## Problem description
With the pictures left out, every record must be reproduced exactly.

Task material START

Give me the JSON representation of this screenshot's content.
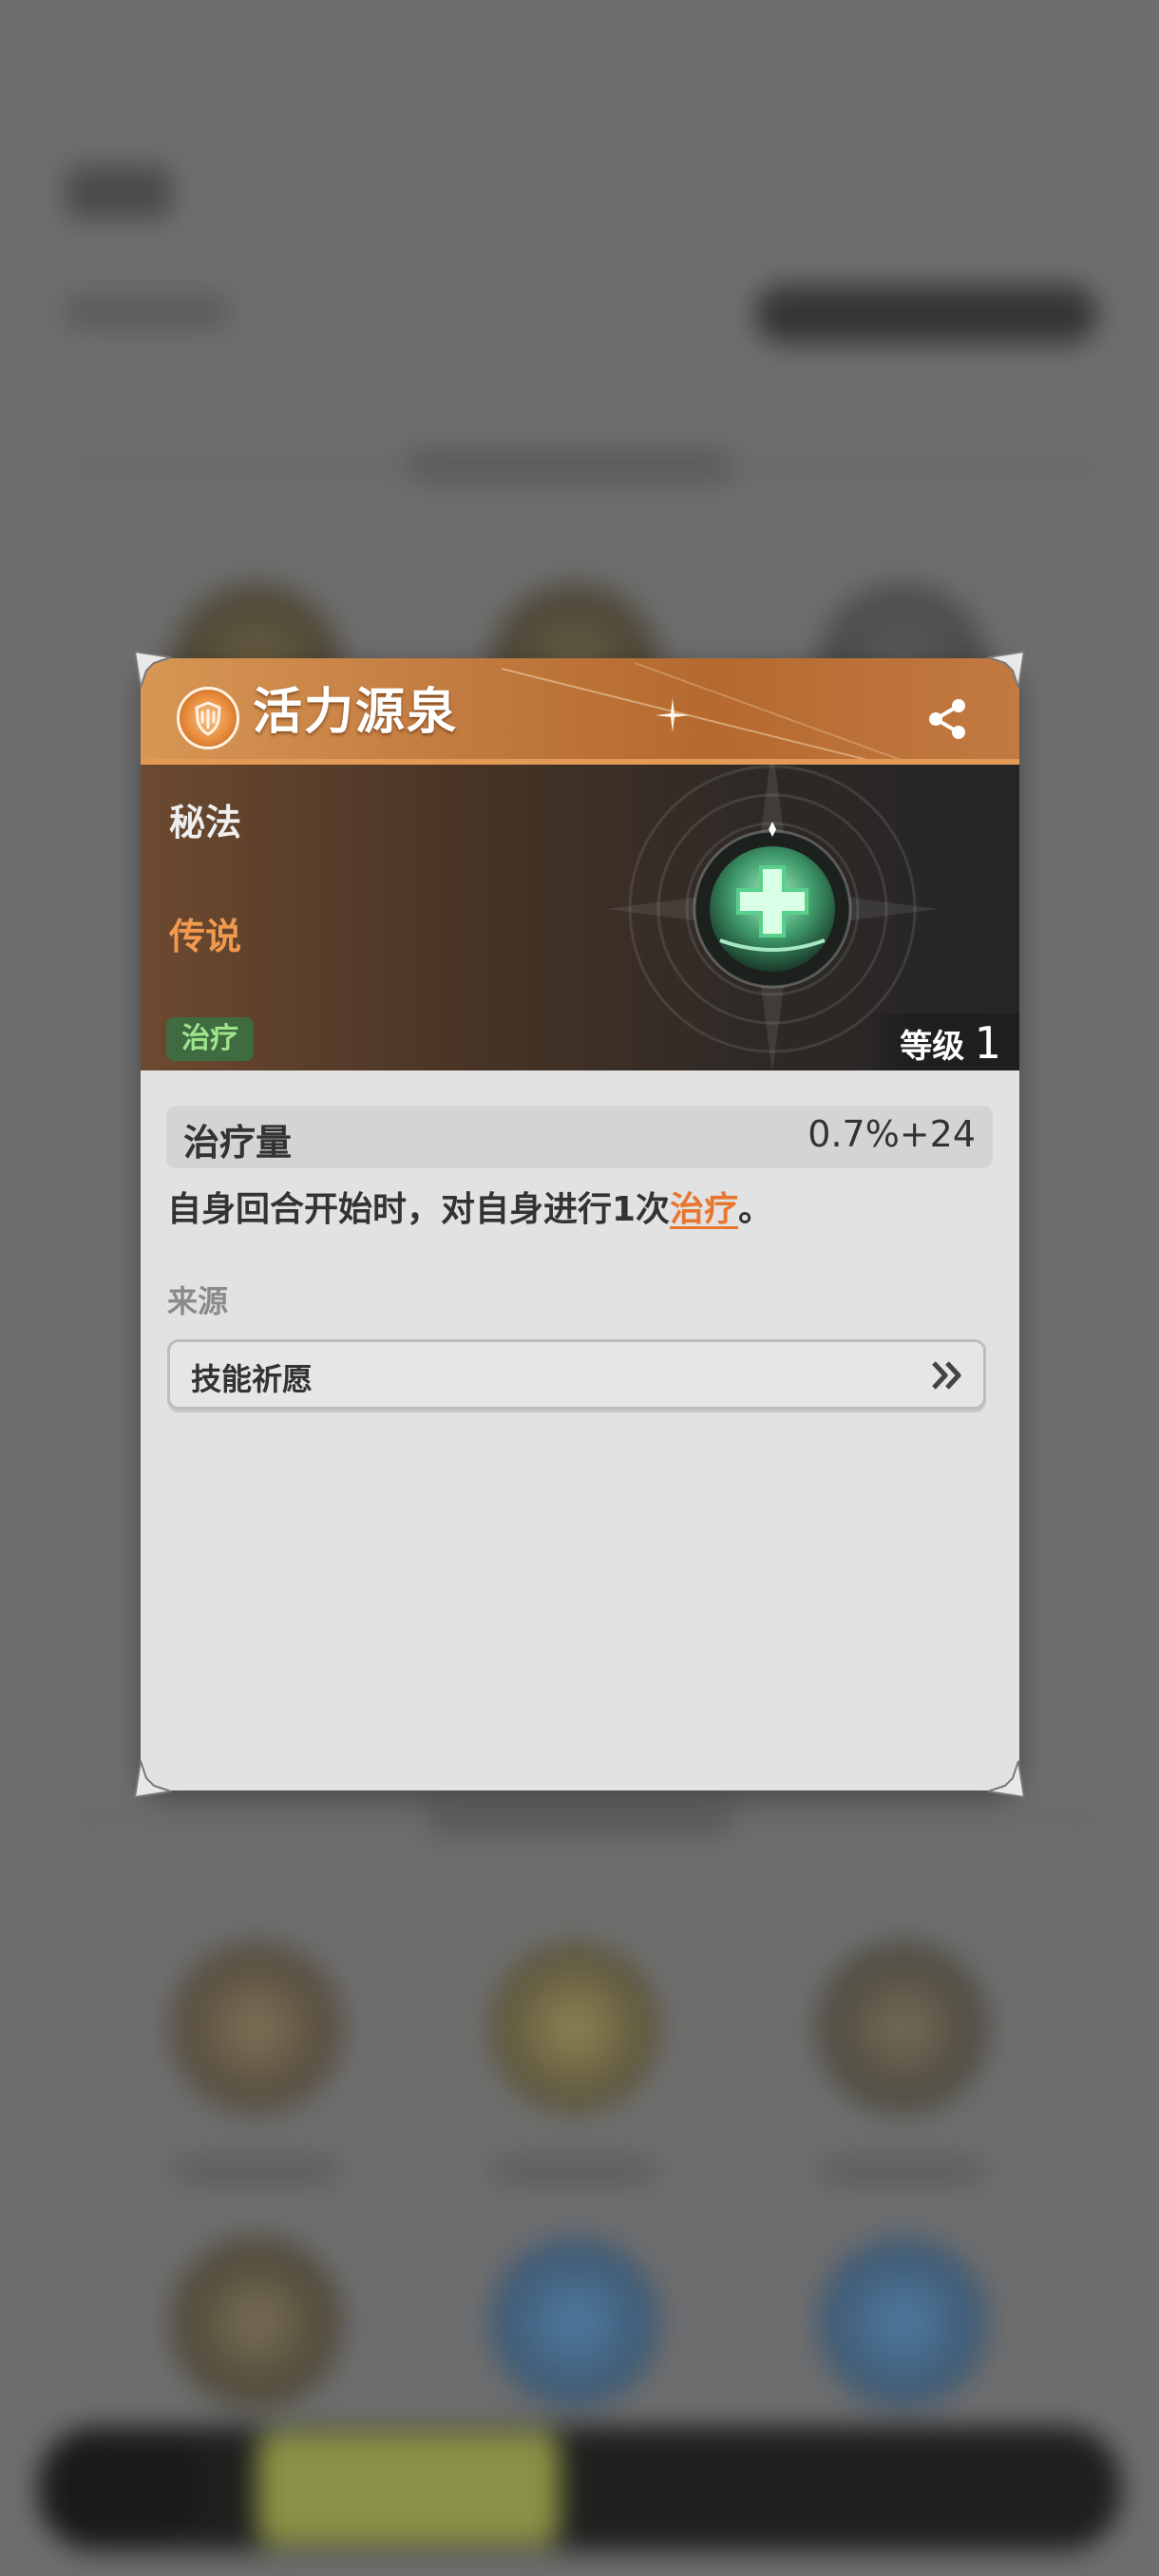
{
  "card": {
    "title": "活力源泉",
    "type": "秘法",
    "rarity": "传说",
    "tag": "治疗",
    "level_label": "等级",
    "level_value": "1",
    "stat": {
      "name": "治疗量",
      "value": "0.7%+24"
    },
    "description": {
      "before": "自身回合开始时，对自身进行1次",
      "keyword": "治疗",
      "after": "。"
    },
    "source_label": "来源",
    "source_item": "技能祈愿"
  },
  "icons": {
    "header": "shield-emblem-icon",
    "share": "share-icon",
    "skill": "healing-cross-icon",
    "source_arrow": "double-chevron-right-icon"
  },
  "colors": {
    "header_accent": "#c27b40",
    "rarity": "#f19a4f",
    "keyword": "#e8762f",
    "tag_bg": "#3f6b40",
    "tag_text": "#9fe38a"
  }
}
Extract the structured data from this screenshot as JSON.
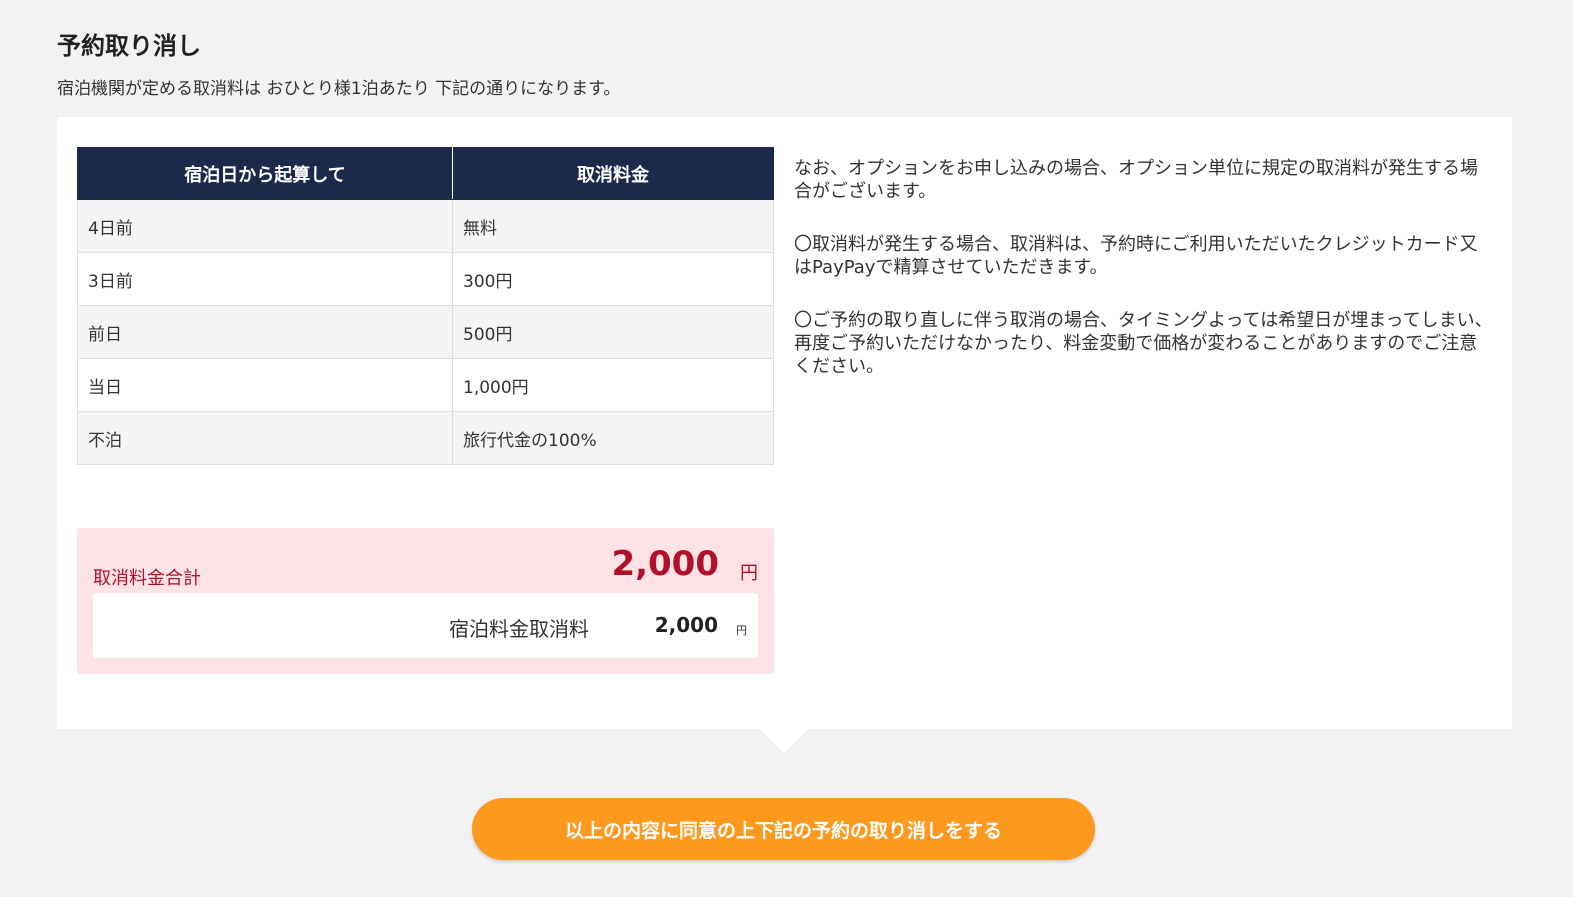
{
  "page": {
    "title": "予約取り消し",
    "description": "宿泊機関が定める取消料は おひとり様1泊あたり 下記の通りになります。"
  },
  "fee_table": {
    "headers": [
      "宿泊日から起算して",
      "取消料金"
    ],
    "rows": [
      [
        "4日前",
        "無料"
      ],
      [
        "3日前",
        "300円"
      ],
      [
        "前日",
        "500円"
      ],
      [
        "当日",
        "1,000円"
      ],
      [
        "不泊",
        "旅行代金の100%"
      ]
    ]
  },
  "notes": [
    "なお、オプションをお申し込みの場合、オプション単位に規定の取消料が発生する場合がございます。",
    "〇取消料が発生する場合、取消料は、予約時にご利用いただいたクレジットカード又はPayPayで精算させていただきます。",
    "〇ご予約の取り直しに伴う取消の場合、タイミングよっては希望日が埋まってしまい、再度ご予約いただけなかったり、料金変動で価格が変わることがありますのでご注意ください。"
  ],
  "total": {
    "label": "取消料金合計",
    "amount": "2,000",
    "unit": "円",
    "breakdown": {
      "label": "宿泊料金取消料",
      "amount": "2,000",
      "unit": "円"
    }
  },
  "confirm_button": {
    "label": "以上の内容に同意の上下記の予約の取り消しをする"
  },
  "colors": {
    "header_bg": "#1b2a4a",
    "accent_red": "#b0102a",
    "total_bg": "#fde3e6",
    "button_orange": "#fd9a1e"
  }
}
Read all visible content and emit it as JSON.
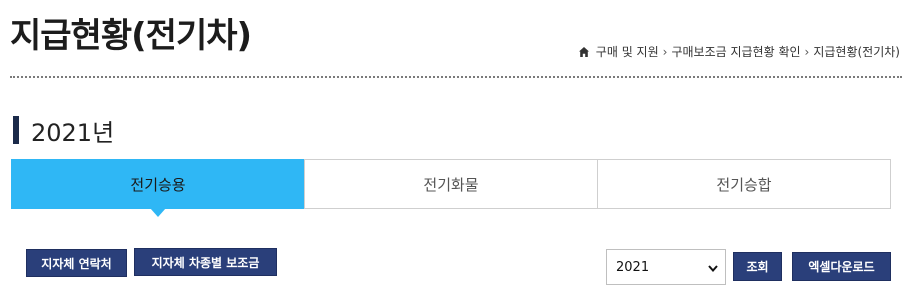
{
  "page": {
    "title": "지급현황(전기차)"
  },
  "breadcrumb": {
    "items": [
      "구매 및 지원",
      "구매보조금 지급현황 확인",
      "지급현황(전기차)"
    ]
  },
  "section": {
    "year_heading": "2021년"
  },
  "tabs": [
    {
      "label": "전기승용",
      "active": true
    },
    {
      "label": "전기화물",
      "active": false
    },
    {
      "label": "전기승합",
      "active": false
    }
  ],
  "actions": {
    "contact_label": "지자체 연락처",
    "subsidy_label": "지자체 차종별 보조금",
    "year_select_value": "2021",
    "search_label": "조회",
    "excel_label": "엑셀다운로드"
  },
  "colors": {
    "accent": "#2fb7f5",
    "button": "#2a3f7a",
    "heading_bar": "#1b2a4a"
  },
  "icons": {
    "home": "home-icon",
    "separator": "chevron-right-icon",
    "select": "chevron-down-icon"
  }
}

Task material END

## Answer to this exercise
Give me the JSON representation of this screenshot's content.
{
  "card": {
    "title": "活力源泉",
    "type": "秘法",
    "rarity": "传说",
    "tag": "治疗",
    "level_label": "等级",
    "level_value": "1",
    "stat": {
      "name": "治疗量",
      "value": "0.7%+24"
    },
    "description": {
      "before": "自身回合开始时，对自身进行1次",
      "keyword": "治疗",
      "after": "。"
    },
    "source_label": "来源",
    "source_item": "技能祈愿"
  },
  "icons": {
    "header": "shield-emblem-icon",
    "share": "share-icon",
    "skill": "healing-cross-icon",
    "source_arrow": "double-chevron-right-icon"
  },
  "colors": {
    "header_accent": "#c27b40",
    "rarity": "#f19a4f",
    "keyword": "#e8762f",
    "tag_bg": "#3f6b40",
    "tag_text": "#9fe38a"
  }
}
Extract the structured data from this screenshot as JSON.
{
  "page": {
    "title": "予約取り消し",
    "description": "宿泊機関が定める取消料は おひとり様1泊あたり 下記の通りになります。"
  },
  "fee_table": {
    "headers": [
      "宿泊日から起算して",
      "取消料金"
    ],
    "rows": [
      [
        "4日前",
        "無料"
      ],
      [
        "3日前",
        "300円"
      ],
      [
        "前日",
        "500円"
      ],
      [
        "当日",
        "1,000円"
      ],
      [
        "不泊",
        "旅行代金の100%"
      ]
    ]
  },
  "notes": [
    "なお、オプションをお申し込みの場合、オプション単位に規定の取消料が発生する場合がございます。",
    "〇取消料が発生する場合、取消料は、予約時にご利用いただいたクレジットカード又はPayPayで精算させていただきます。",
    "〇ご予約の取り直しに伴う取消の場合、タイミングよっては希望日が埋まってしまい、再度ご予約いただけなかったり、料金変動で価格が変わることがありますのでご注意ください。"
  ],
  "total": {
    "label": "取消料金合計",
    "amount": "2,000",
    "unit": "円",
    "breakdown": {
      "label": "宿泊料金取消料",
      "amount": "2,000",
      "unit": "円"
    }
  },
  "confirm_button": {
    "label": "以上の内容に同意の上下記の予約の取り消しをする"
  },
  "colors": {
    "header_bg": "#1b2a4a",
    "accent_red": "#b0102a",
    "total_bg": "#fde3e6",
    "button_orange": "#fd9a1e"
  }
}
Read all visible content and emit it as JSON.
{
  "page": {
    "title": "지급현황(전기차)"
  },
  "breadcrumb": {
    "items": [
      "구매 및 지원",
      "구매보조금 지급현황 확인",
      "지급현황(전기차)"
    ]
  },
  "section": {
    "year_heading": "2021년"
  },
  "tabs": [
    {
      "label": "전기승용",
      "active": true
    },
    {
      "label": "전기화물",
      "active": false
    },
    {
      "label": "전기승합",
      "active": false
    }
  ],
  "actions": {
    "contact_label": "지자체 연락처",
    "subsidy_label": "지자체 차종별 보조금",
    "year_select_value": "2021",
    "search_label": "조회",
    "excel_label": "엑셀다운로드"
  },
  "colors": {
    "accent": "#2fb7f5",
    "button": "#2a3f7a",
    "heading_bar": "#1b2a4a"
  },
  "icons": {
    "home": "home-icon",
    "separator": "chevron-right-icon",
    "select": "chevron-down-icon"
  }
}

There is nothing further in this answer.